My schedule is to run three times a week and since I started with the C25K program in February I haven't let more than two days go by without running. I've been doing 1-2 runs a week on the treadmill at work or in town due to the heat and humidity. Yes, I have some aches and pains occasionally but I am doing my best to stretch out afterwards, and do some kind of stretching or minimal strength building on my off days. That may only consist of trying to hold a "plank" for 45-60 seconds, leg lifts, or a few repetitions with weights for my arms.

Although I didn't have much weight to lose, my legs and thighs are really toned up. The thing I notice most is I've moved my belt back four holes, about two inches.
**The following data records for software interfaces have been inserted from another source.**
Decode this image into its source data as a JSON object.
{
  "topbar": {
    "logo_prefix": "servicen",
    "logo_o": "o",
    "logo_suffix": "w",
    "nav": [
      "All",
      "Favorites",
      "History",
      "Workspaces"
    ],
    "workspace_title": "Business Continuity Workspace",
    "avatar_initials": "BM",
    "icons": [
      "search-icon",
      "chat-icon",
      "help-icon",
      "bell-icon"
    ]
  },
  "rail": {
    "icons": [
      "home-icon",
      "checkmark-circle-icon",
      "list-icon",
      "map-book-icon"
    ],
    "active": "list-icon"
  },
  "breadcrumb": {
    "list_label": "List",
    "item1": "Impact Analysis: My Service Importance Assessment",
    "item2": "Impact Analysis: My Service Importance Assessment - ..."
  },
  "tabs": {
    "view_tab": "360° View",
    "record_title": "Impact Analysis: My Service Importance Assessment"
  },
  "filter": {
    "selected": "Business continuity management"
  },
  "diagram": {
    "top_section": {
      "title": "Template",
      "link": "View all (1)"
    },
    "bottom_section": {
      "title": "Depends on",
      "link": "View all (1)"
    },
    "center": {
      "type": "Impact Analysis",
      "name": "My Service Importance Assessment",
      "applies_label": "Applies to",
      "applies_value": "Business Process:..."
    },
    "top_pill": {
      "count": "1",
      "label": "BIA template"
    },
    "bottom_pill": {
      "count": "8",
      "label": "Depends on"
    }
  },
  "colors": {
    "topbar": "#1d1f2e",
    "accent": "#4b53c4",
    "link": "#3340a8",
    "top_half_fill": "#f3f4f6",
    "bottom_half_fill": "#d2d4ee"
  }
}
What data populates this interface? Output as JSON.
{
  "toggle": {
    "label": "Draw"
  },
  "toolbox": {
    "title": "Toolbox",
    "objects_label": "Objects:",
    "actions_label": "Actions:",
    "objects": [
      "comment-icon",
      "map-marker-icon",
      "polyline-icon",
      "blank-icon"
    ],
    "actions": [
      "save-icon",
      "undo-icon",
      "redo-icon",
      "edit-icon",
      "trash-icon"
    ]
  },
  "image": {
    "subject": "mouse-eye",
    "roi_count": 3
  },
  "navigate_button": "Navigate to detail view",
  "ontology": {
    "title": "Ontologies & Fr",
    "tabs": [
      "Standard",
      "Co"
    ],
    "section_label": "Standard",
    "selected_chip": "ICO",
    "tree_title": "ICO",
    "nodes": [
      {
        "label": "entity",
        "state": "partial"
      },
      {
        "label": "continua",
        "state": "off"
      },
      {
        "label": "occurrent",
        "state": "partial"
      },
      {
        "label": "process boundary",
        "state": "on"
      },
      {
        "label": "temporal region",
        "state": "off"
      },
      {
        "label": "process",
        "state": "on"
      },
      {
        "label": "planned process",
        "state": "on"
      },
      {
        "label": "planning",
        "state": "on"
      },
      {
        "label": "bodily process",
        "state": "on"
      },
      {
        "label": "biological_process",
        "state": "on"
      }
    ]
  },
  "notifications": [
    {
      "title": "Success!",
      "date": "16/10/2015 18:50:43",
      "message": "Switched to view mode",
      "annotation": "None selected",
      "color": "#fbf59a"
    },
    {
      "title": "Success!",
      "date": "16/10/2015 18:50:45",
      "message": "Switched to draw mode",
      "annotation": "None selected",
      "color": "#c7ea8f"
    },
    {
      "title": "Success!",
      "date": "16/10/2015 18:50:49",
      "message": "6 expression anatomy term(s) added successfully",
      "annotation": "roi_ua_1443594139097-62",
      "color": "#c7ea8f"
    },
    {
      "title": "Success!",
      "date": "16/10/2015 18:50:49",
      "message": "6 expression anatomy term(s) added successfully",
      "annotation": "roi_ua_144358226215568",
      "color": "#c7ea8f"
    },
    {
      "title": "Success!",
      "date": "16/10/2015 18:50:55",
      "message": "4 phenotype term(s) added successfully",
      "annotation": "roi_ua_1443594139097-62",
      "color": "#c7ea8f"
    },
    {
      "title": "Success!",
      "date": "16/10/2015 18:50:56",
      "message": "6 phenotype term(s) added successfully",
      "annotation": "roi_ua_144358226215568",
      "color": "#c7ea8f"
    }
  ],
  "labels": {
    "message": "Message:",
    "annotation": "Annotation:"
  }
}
I can get into clothes that were too tight last year. My resting heart rate is down to about 56 beats per minute. It was normally in the 70's.

And, I am hooked. I love the feeling you get after a good run. It has to be that runners high. They say the thing that will keep you exercising is that you love it. I am there.

Friday, July 5, 2013

Didn't run

I wimped out. It was pouring the rain when my clock went off and I had only gotten about 4 or 5 hours sleep, so I rolled back over and went back to sleep. Yep, wimp. However, my son and daughter in law were here so I got to spend more time with my loved ones.

I also punished myself later in the day yesterday and ran 2.2 miles on a hilly trail at a local subdivision. That was tough.

Wednesday, July 3, 2013

Run for God 5k

I wasn't going to do any races for a while....but right now, tonight, my plans are to get up early and drive to Sweetwater in the morning, for their second annual Run for God 5k race. It is supposed to be flat and fast. I am nervous. I want to break my prior record so bad, but I am just not sure if I can. Also, I've always had to walk a bit in the 5ks and I do not want to do that. I want to run the whole thing.

So, unless it is a monsoon, which it might be, I'll be headed south early in the morning. My coach is going with me (the hubby). Wish me luck.